must ensure the Invigilation Centre has computers available that meet
the minimum system requirements for their course. Students taking e-Class
courses are required to take online exams according to a predetermined
Students who are scheduling online exams are required to:
- make an exam appointment at a local Invigilation Centre
- complete and submit the Exam Request Form to Examination Services
in advance, by fax, mail, or phone
The online course syllabus will explain the exam process in greater
detail. Any questions about online exams may be directed to the course
tutor or instructor.
Students may appeal any mark given to essays, exams, assignments, or

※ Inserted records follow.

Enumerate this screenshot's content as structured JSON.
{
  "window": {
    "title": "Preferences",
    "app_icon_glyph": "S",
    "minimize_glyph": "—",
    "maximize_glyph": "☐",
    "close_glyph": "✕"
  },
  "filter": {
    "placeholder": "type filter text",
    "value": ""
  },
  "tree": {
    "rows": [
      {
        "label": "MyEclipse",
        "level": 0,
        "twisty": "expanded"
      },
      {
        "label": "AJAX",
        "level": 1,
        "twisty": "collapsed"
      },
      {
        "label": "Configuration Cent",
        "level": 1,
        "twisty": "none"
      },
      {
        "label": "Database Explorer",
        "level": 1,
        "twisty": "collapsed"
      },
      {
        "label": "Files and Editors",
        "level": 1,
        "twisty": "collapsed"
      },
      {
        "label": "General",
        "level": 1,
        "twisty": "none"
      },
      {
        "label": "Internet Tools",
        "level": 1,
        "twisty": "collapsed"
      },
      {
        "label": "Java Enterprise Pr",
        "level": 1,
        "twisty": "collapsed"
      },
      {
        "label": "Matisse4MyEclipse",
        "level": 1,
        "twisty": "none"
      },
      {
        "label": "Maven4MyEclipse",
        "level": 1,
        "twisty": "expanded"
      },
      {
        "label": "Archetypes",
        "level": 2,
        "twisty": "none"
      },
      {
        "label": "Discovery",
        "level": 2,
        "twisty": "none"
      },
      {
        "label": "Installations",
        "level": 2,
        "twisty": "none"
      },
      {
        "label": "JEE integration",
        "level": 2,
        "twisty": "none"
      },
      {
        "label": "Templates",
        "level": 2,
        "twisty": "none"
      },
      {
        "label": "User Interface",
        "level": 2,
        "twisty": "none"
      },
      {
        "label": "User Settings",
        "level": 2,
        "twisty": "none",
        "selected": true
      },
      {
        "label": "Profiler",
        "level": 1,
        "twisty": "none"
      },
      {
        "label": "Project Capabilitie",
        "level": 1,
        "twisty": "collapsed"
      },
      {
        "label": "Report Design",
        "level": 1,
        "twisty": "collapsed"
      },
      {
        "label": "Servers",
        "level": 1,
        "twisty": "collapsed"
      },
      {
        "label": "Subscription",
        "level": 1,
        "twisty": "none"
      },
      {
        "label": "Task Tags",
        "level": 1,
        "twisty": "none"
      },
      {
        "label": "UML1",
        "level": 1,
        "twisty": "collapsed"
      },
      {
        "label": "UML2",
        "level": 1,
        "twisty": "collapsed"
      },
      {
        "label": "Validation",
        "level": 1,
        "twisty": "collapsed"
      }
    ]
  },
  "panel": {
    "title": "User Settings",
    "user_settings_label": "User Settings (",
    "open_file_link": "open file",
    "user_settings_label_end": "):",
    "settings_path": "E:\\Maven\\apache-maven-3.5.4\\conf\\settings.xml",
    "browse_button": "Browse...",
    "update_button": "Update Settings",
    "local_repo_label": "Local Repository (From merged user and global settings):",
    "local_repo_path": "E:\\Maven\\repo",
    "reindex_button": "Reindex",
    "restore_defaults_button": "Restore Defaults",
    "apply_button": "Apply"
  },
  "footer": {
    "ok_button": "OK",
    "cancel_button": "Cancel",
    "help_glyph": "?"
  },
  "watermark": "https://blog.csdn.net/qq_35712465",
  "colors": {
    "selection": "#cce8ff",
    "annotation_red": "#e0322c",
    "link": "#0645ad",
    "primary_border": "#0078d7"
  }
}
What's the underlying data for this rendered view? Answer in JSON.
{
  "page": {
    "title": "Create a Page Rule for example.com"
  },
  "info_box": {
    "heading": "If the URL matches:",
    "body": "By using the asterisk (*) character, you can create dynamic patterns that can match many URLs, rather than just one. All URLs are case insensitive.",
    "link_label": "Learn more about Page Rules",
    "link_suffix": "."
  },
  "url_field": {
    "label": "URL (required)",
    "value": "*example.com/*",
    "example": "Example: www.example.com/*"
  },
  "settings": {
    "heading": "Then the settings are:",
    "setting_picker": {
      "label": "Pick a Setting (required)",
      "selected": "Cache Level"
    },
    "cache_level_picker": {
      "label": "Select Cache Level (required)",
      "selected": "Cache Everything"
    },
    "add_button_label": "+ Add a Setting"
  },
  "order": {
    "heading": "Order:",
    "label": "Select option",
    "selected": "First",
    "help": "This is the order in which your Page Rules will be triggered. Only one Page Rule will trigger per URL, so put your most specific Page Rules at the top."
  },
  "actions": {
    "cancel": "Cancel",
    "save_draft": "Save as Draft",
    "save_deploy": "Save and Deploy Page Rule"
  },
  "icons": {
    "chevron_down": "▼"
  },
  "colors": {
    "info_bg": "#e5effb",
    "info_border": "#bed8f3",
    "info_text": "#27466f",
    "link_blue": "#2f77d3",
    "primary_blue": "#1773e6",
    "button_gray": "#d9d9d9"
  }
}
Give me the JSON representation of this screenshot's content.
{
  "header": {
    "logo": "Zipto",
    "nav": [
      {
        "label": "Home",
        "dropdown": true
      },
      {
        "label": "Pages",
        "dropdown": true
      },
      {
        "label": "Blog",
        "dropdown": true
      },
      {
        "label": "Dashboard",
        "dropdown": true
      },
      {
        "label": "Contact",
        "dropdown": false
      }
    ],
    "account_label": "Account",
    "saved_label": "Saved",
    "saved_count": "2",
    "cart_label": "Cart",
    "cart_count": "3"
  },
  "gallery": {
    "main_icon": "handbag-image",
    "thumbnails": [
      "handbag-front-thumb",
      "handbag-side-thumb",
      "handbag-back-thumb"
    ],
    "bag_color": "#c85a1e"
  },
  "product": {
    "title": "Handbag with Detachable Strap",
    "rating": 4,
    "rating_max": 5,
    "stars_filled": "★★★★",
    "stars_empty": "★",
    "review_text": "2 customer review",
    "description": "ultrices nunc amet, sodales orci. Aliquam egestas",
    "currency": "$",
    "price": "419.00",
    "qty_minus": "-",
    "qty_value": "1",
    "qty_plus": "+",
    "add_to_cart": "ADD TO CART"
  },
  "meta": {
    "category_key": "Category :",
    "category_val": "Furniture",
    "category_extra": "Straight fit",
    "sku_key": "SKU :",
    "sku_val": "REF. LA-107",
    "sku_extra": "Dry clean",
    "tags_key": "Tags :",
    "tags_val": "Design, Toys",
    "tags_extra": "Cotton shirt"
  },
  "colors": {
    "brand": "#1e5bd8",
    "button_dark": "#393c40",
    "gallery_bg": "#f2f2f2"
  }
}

exercises that contribute to their final grade. Appeals of both failing
and passing marks will be considered. Students determine the grounds
for appeal and must follow the procedures outlined in Section
12 Student Code of Conduct and Right to Appeal.
To request an official transcript, students submit a Transcript
Request Form and fee. Only the student
whose transcript is being issued may make the request and the request
must bear the student's signature. No partial transcripts are
The transcript contains a student's entire record including
- current program of study
- total transfer credit awarded in the current program of study
- non-credit courses completed at Athabasca University
- grade point average
- course names and numbers
- number of credits awarded
- the final grade and corresponding 4-point grade value
- the grade points and credit hours earned with each registration
- the term date (year, month course started)
- current status in course (e.g., in progress)
- courses challenged for credit including unsuccessful challenges
(noted with "CH")
- reregistrations (noted with "R")
- repeated courses
- disciplinary probations, suspensions, and expulsions
- graduation honours (where appropriate).
Once Athabasca University receives the marks, allow a minimum of two
weeks or more for the receipt of a transcript. Most institutes and agencies
require that official transcripts be sent directly from Athabasca University.
Athabasca University holds convocation ceremonies in June of each
year or December, in absentia. Students may complete their degree,
diploma, or certificate requirements any time throughout the year.
After the Office of the Registrar verifies that students have fulfilled
all the degree, diploma, or certificate program requirements, an official
notation is placed on the transcript issued before the degree or certificate
is awarded. Students requesting transcripts must indicate their eligibility
to graduate (see 5.7. Graduation and Convocation
7.6. Letter of
A Letter of Certification is an official confirmation of information
that is not written on a transcript, for example, a course contract
date. A Letter of Certification can be requested only by the student
concerned, must be in writing, bear the student's signature, and must
confirm the information to be included.
7.7. Student ID Cards
Students registering in an Athabasca University course are entitled to
receive a Student
Identification Card that confirms the name, identification number,
and the academic year in which the card was produced. Students are issued
one card and can update the card in subsequent years by requesting a date
sticker from the Office of the Registrar or the Learning Centres.